Serving Others Enables Me to Lead a Fulfilling Life
This month marks two and a half years that I’ve lived in New York City after moving here from Maryland. Although we’ve been living amid the COVID-19 pandemic for much of that time, I can certainly see why there are so many songs about this city. It is a truly unique place to be.
Despite the struggles of sarcoidosis and the pandemic, I have a fulfilling life. I’m blessed to be able to do meaningful work in a city like New York. Beyond work, I often exercise, read, watch television, and practice meditation. One odd benefit of quarantine is that I have lots of time alone to think about what’s important in my life.
Driven by a desire to serve
Serving others is very important to me. From an early age, my parents stressed to me, through both actions and words, that service should be a normal part of our lives. So, I have naturally gravitated toward service both personally and professionally.
My desire to serve grew after I was diagnosed with sarcoidosis in 2014. I’ve had access to great doctors at the Johns Hopkins Sarcoidosis Clinic in Maryland, as well as health insurance that covers most of my medical treatments. However, I am aware that many with my disease don’t have the same options. I welcome the opportunity to give back to my sarcoidosis community by writing about these challenges and serving on the American Lung Association’s audit and risk committee. It’s an honor to work with organizations that focus on lung diseases like mine.
Professionally, I have worked for very different organizations, from a housing-focused nonprofit to colleges, to a vaccine development organization (an interesting background to have nowadays), and now the National Urban League. All had “helping others” as their mission, which matters to me. I will always do my best to ensure my organization achieves this goal.

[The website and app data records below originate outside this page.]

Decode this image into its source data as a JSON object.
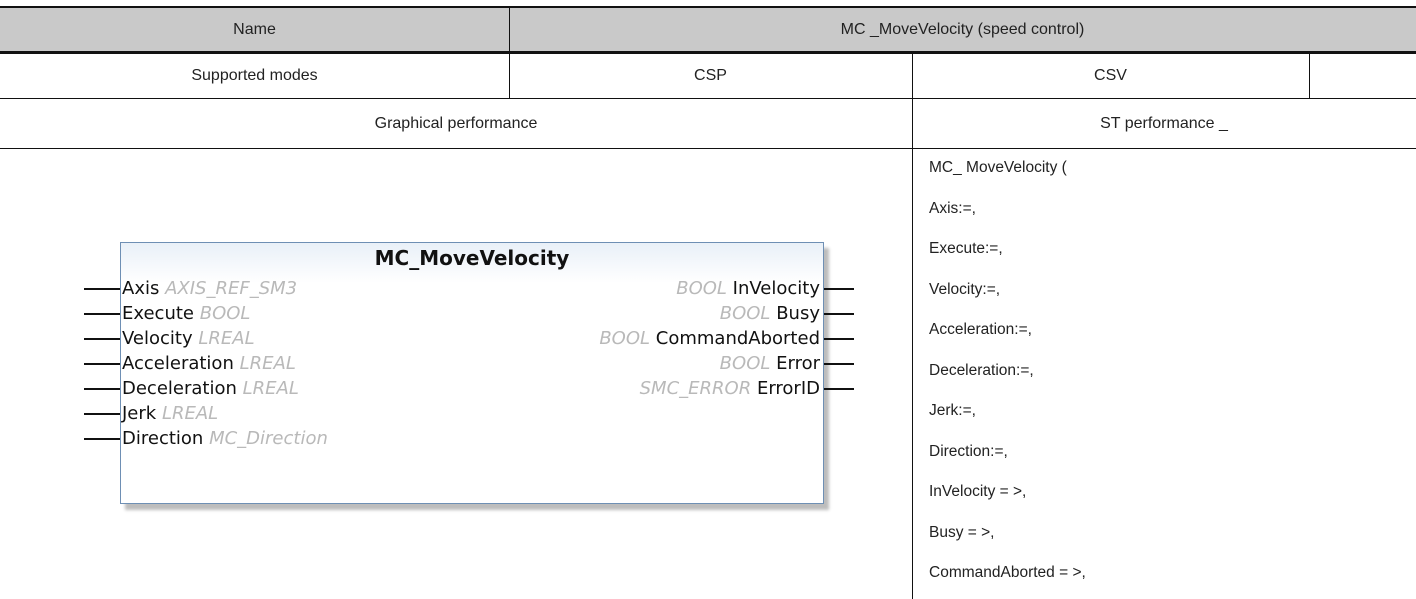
{
  "table": {
    "row1": {
      "name_label": "Name",
      "function_name": "MC _MoveVelocity (speed control)"
    },
    "row2": {
      "modes_label": "Supported modes",
      "mode1": "CSP",
      "mode2": "CSV",
      "mode3": ""
    },
    "row3": {
      "graphical_label": "Graphical performance",
      "st_label": "ST performance _"
    }
  },
  "function_block": {
    "title": "MC_MoveVelocity",
    "inputs": [
      {
        "name": "Axis",
        "type": "AXIS_REF_SM3"
      },
      {
        "name": "Execute",
        "type": "BOOL"
      },
      {
        "name": "Velocity",
        "type": "LREAL"
      },
      {
        "name": "Acceleration",
        "type": "LREAL"
      },
      {
        "name": "Deceleration",
        "type": "LREAL"
      },
      {
        "name": "Jerk",
        "type": "LREAL"
      },
      {
        "name": "Direction",
        "type": "MC_Direction"
      }
    ],
    "outputs": [
      {
        "name": "InVelocity",
        "type": "BOOL"
      },
      {
        "name": "Busy",
        "type": "BOOL"
      },
      {
        "name": "CommandAborted",
        "type": "BOOL"
      },
      {
        "name": "Error",
        "type": "BOOL"
      },
      {
        "name": "ErrorID",
        "type": "SMC_ERROR"
      }
    ]
  },
  "st_code": [
    "MC_ MoveVelocity (",
    "Axis:=,",
    "Execute:=,",
    "Velocity:=,",
    "Acceleration:=,",
    "Deceleration:=,",
    "Jerk:=,",
    "Direction:=,",
    "InVelocity = >,",
    "Busy = >,",
    "CommandAborted = >,"
  ]
}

The Urban League existed long before I was born, and I trust it will exist long after I am gone from this earth. My goal as chief financial officer is to first do no harm, and then, even though I inherited a strong organization, make sure I leave it in even better shape than I found it. I consider myself a financial caretaker for the time I am honored to serve. The Urban League movement is far bigger than me, and I serve it, and not the other way around.
I have often struggled to understand those whose personal ethos doesn’t include serving others. But perhaps this is related to valuing hope and hard work. I’ve worked my butt off to attain this role. My job is much harder than it looks (though I like to say that it’s hard work making my job look easy), but I love the challenge, and it’s definitely not boring.
I wasn’t even aware the position was available until a good friend and former colleague forwarded the opening to me. My first thought was, “I’m not leaving Maryland to go to New York.” For one, I had an incredible team of doctors at Johns Hopkins! But because it’s the National Urban League, I felt I had to apply. I knew of their good work, and the opportunity was unusual. My predecessor was in the role for 20 years, so this type of opportunity doesn’t come around often.
Ultimately, I moved here after asking myself, “If I don’t go to NYC, will I regret it?” I didn’t want to wonder “What if?” and I knew the question would haunt me if I didn’t go. As a bonus, I’ve been able to continue seeing my providers at the Johns Hopkins clinic.
I’m so glad I moved here. Even though I’m living with sarcoidosis amid a pandemic, I get to serve others in many ways. Life is as fulfilling as ever.
Note: Sarcoidosis News is strictly a news and information website about the disease. It does not provide medical advice, diagnosis, or treatment. This content is not intended to be a substitute for professional medical advice, diagnosis, or treatment. Always seek the advice of your physician or other qualified health provider with any questions you may have regarding a medical condition. Never disregard professional medical advice or delay in seeking it because of something you have read on this website. The opinions expressed in this column are not those of Sarcoidosis News or its parent company, BioNews, and are intended to spark discussion about issues pertaining to sarcoidosis.